(a) http://www.ncbi.nlm.nih.gov/pubmed/8070427
(b) http://www.ncbi.nlm.nih.gov/pubmed/15869044

(1) http://www.ncbi.nlm.nih.gov/pubmed/20229524
(2) http://www.ncbi.nlm.nih.gov/pubmed/20487583
(3) http://www.ncbi.nlm.nih.gov/pubmed/18849542
(4) http://www.ncbi.nlm.nih.gov/pubmed/15579328
(5) http://www.ncbi.nlm.nih.gov/pubmed/15336701
(6) http://www.ncbi.nlm.nih.gov/pubmed/14594116
(7) http://www.ncbi.nlm.nih.gov/pubmed/20300198

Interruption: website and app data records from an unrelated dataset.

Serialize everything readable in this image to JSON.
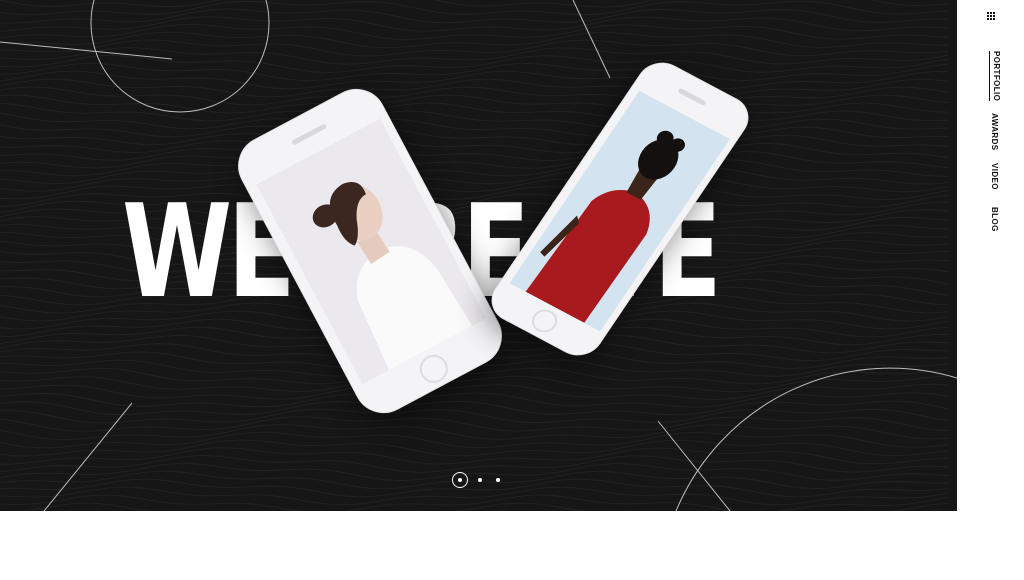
{
  "hero": {
    "headline": "WE CREATE",
    "background_color": "#161616",
    "accent_color": "#ffffff"
  },
  "slider": {
    "current_slide": 1,
    "total_slides": 3
  },
  "sidenav": {
    "menu_icon": "grid-icon",
    "items": [
      {
        "label": "PORTFOLIO",
        "active": true
      },
      {
        "label": "AWARDS",
        "active": false
      },
      {
        "label": "VIDEO",
        "active": false
      },
      {
        "label": "BLOG",
        "active": false
      }
    ]
  }
}
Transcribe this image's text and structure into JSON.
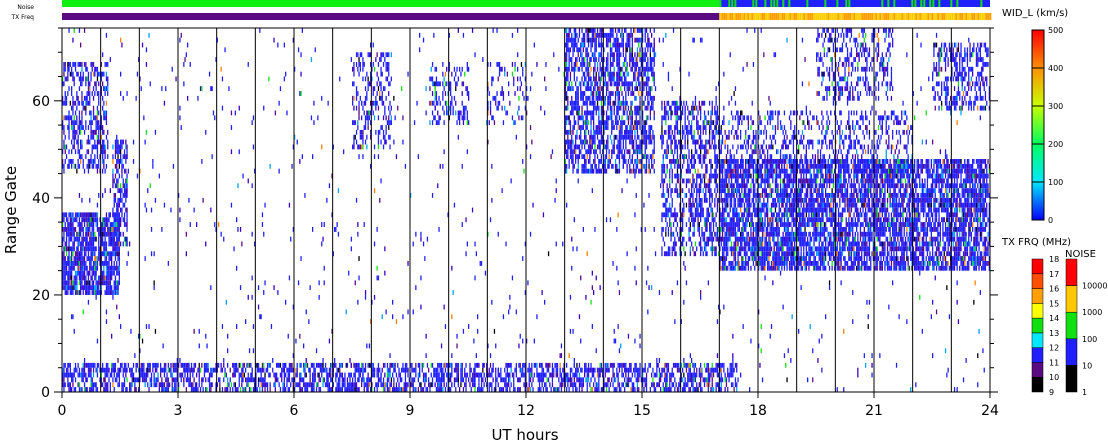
{
  "chart_data": {
    "type": "heatmap",
    "xlabel": "UT hours",
    "ylabel": "Range Gate",
    "xlim": [
      0,
      24
    ],
    "ylim": [
      0,
      75
    ],
    "xticks": [
      "0",
      "3",
      "6",
      "9",
      "12",
      "15",
      "18",
      "21",
      "24"
    ],
    "yticks": [
      "0",
      "20",
      "40",
      "60"
    ],
    "hour_lines": true,
    "top_bars": {
      "noise_label": "Noise",
      "txfreq_label": "TX Freq",
      "switch_hour": 17
    },
    "colorbar_width": {
      "title": "WID_L (km/s)",
      "ticks": [
        "0",
        "100",
        "200",
        "300",
        "400",
        "500"
      ]
    },
    "colorbar_txfreq": {
      "title": "TX FRQ (MHz)",
      "ticks": [
        "9",
        "10",
        "11",
        "12",
        "13",
        "14",
        "15",
        "16",
        "17",
        "18"
      ],
      "colors": [
        "#000000",
        "#5a0a82",
        "#2020ff",
        "#00e8ff",
        "#10e010",
        "#ffff00",
        "#ffa000",
        "#ff5000",
        "#ff0000"
      ]
    },
    "colorbar_noise": {
      "title": "NOISE",
      "ticks": [
        "1",
        "10",
        "100",
        "1000",
        "10000"
      ],
      "colors": [
        "#000000",
        "#2020ff",
        "#10e010",
        "#ffc800",
        "#ff0000"
      ]
    },
    "echo_regions": [
      {
        "t": [
          0,
          1.5
        ],
        "g": [
          20,
          37
        ],
        "density": 0.8
      },
      {
        "t": [
          0,
          1.2
        ],
        "g": [
          45,
          68
        ],
        "density": 0.45
      },
      {
        "t": [
          1.3,
          1.7
        ],
        "g": [
          30,
          52
        ],
        "density": 0.6
      },
      {
        "t": [
          7.5,
          8.5
        ],
        "g": [
          50,
          70
        ],
        "density": 0.35
      },
      {
        "t": [
          9.5,
          10.5
        ],
        "g": [
          55,
          68
        ],
        "density": 0.3
      },
      {
        "t": [
          11,
          12
        ],
        "g": [
          55,
          68
        ],
        "density": 0.2
      },
      {
        "t": [
          13,
          15.3
        ],
        "g": [
          45,
          75
        ],
        "density": 0.6
      },
      {
        "t": [
          15.5,
          17
        ],
        "g": [
          28,
          60
        ],
        "density": 0.5
      },
      {
        "t": [
          17,
          24
        ],
        "g": [
          25,
          48
        ],
        "density": 0.75
      },
      {
        "t": [
          17,
          22
        ],
        "g": [
          45,
          58
        ],
        "density": 0.3
      },
      {
        "t": [
          19.5,
          21.5
        ],
        "g": [
          60,
          75
        ],
        "density": 0.35
      },
      {
        "t": [
          22.5,
          24
        ],
        "g": [
          58,
          72
        ],
        "density": 0.45
      },
      {
        "t": [
          0,
          17.5
        ],
        "g": [
          0,
          6
        ],
        "density": 0.55
      },
      {
        "t": [
          0,
          24
        ],
        "g": [
          0,
          75
        ],
        "density": 0.02
      }
    ]
  }
}
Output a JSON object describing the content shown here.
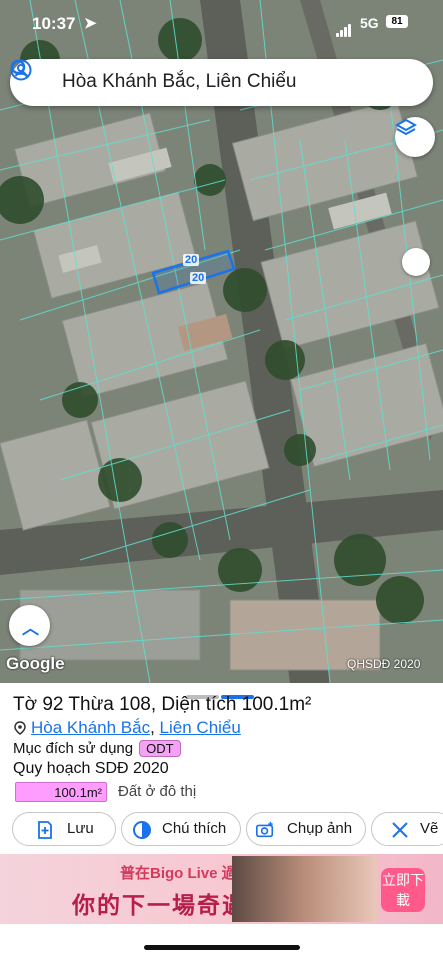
{
  "status_bar": {
    "time": "10:37",
    "network": "5G",
    "battery": "81"
  },
  "search": {
    "query": "Hòa Khánh Bắc, Liên Chiểu"
  },
  "map": {
    "parcel_labels": [
      "20",
      "20"
    ],
    "google_logo": "Google",
    "credit": "QHSDĐ 2020"
  },
  "sheet": {
    "title": "Tờ 92 Thừa 108, Diện tích 100.1m²",
    "address_ward": "Hòa Khánh Bắc",
    "address_sep": ", ",
    "address_district": "Liên Chiểu",
    "purpose_label": "Mục đích sử dụng",
    "purpose_code": "ODT",
    "plan_label": "Quy hoạch SDĐ 2020",
    "area_value": "100.1m²",
    "area_desc": "Đất ở đô thị",
    "actions": [
      {
        "label": "Lưu",
        "icon": "bookmark-add-icon"
      },
      {
        "label": "Chú thích",
        "icon": "legend-icon"
      },
      {
        "label": "Chụp ảnh",
        "icon": "camera-icon"
      },
      {
        "label": "Vẽ",
        "icon": "draw-icon"
      }
    ]
  },
  "ad": {
    "line1": "普在Bigo Live 過見筷?",
    "line2": "你的下一場奇遇..",
    "cta": "立即下載"
  },
  "colors": {
    "accent": "#1a73e8",
    "badge": "#f4a3f4",
    "area_bar": "#ff9dff",
    "parcel_line": "#5fe0d0"
  }
}
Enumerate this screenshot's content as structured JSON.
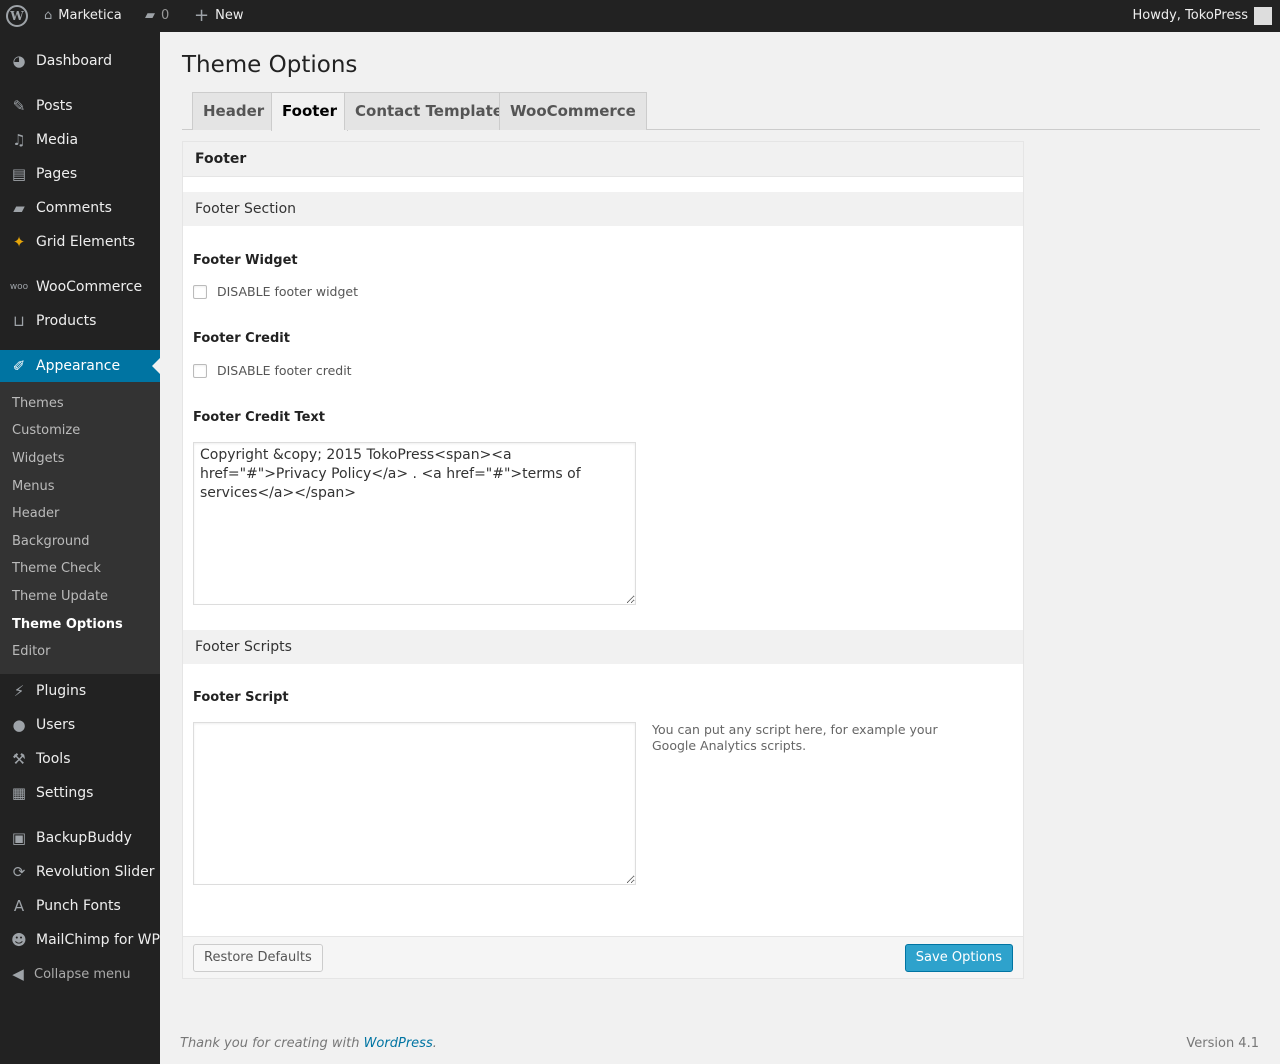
{
  "adminbar": {
    "site": "Marketica",
    "comments": "0",
    "new": "New",
    "howdy": "Howdy, TokoPress"
  },
  "menu": {
    "dashboard": "Dashboard",
    "posts": "Posts",
    "media": "Media",
    "pages": "Pages",
    "comments": "Comments",
    "grid": "Grid Elements",
    "woocommerce": "WooCommerce",
    "products": "Products",
    "appearance": "Appearance",
    "plugins": "Plugins",
    "users": "Users",
    "tools": "Tools",
    "settings": "Settings",
    "backupbuddy": "BackupBuddy",
    "revslider": "Revolution Slider",
    "punchfonts": "Punch Fonts",
    "mailchimp": "MailChimp for WP",
    "collapse": "Collapse menu"
  },
  "submenu": [
    "Themes",
    "Customize",
    "Widgets",
    "Menus",
    "Header",
    "Background",
    "Theme Check",
    "Theme Update",
    "Theme Options",
    "Editor"
  ],
  "page": {
    "title": "Theme Options",
    "tabs": [
      "Header",
      "Footer",
      "Contact Template",
      "WooCommerce"
    ],
    "active_tab": "Footer"
  },
  "panel": {
    "heading": "Footer",
    "section1": "Footer Section",
    "widget_label": "Footer Widget",
    "widget_cb": "DISABLE footer widget",
    "credit_label": "Footer Credit",
    "credit_cb": "DISABLE footer credit",
    "credit_text_label": "Footer Credit Text",
    "credit_text": "Copyright &copy; 2015 TokoPress<span><a href=\"#\">Privacy Policy</a> . <a href=\"#\">terms of services</a></span>",
    "section2": "Footer Scripts",
    "script_label": "Footer Script",
    "script_value": "",
    "script_desc": "You can put any script here, for example your Google Analytics scripts.",
    "restore": "Restore Defaults",
    "save": "Save Options"
  },
  "footer": {
    "thanks": "Thank you for creating with ",
    "wp": "WordPress",
    "dot": ".",
    "version": "Version 4.1"
  },
  "colors": {
    "accent": "#0074a2",
    "button": "#2ea2cc",
    "adminbar": "#222222"
  }
}
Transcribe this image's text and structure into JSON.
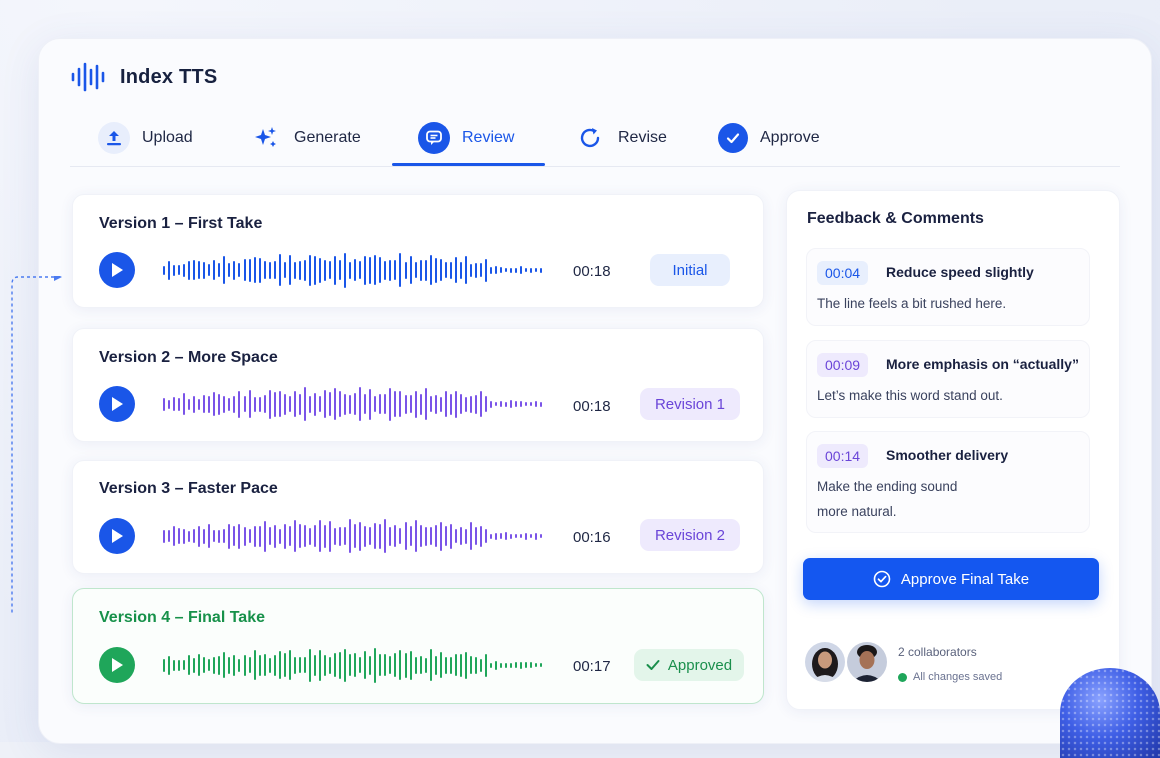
{
  "app": {
    "title": "Index TTS"
  },
  "tabs": [
    {
      "label": "Upload",
      "icon": "upload-icon"
    },
    {
      "label": "Generate",
      "icon": "sparkle-icon"
    },
    {
      "label": "Review",
      "icon": "chat-icon",
      "active": true
    },
    {
      "label": "Revise",
      "icon": "refresh-icon"
    },
    {
      "label": "Approve",
      "icon": "check-circle-icon"
    }
  ],
  "versions": [
    {
      "title": "Version 1 – First Take",
      "duration": "00:18",
      "badge": "Initial",
      "color": "#1a56e8"
    },
    {
      "title": "Version 2 – More Space",
      "duration": "00:18",
      "badge": "Revision 1",
      "color": "#7a54e8"
    },
    {
      "title": "Version 3 – Faster Pace",
      "duration": "00:16",
      "badge": "Revision 2",
      "color": "#7a54e8"
    },
    {
      "title": "Version 4 – Final Take",
      "duration": "00:17",
      "badge": "Approved",
      "color": "#1fa65a"
    }
  ],
  "feedback": {
    "title": "Feedback & Comments",
    "items": [
      {
        "time": "00:04",
        "heading": "Reduce speed slightly",
        "body": "The line feels a bit rushed here."
      },
      {
        "time": "00:09",
        "heading": "More emphasis on “actually”",
        "body": "Let’s make this word stand out."
      },
      {
        "time": "00:14",
        "heading": "Smoother delivery",
        "body_line1": "Make the ending sound",
        "body_line2": "more natural."
      }
    ],
    "approve_label": "Approve Final Take",
    "collaborators": "2 collaborators",
    "saved": "All changes saved"
  },
  "colors": {
    "accent": "#1457f0",
    "success": "#1fa65a",
    "revision": "#7a54e8"
  }
}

(8) http://www.ncbi.nlm.nih.gov/pubmed/22038020
(9) http://www.ncbi.nlm.nih.gov/pubmed/22152396
(10) http://www.ncbi.nlm.nih.gov/pubmed/22030309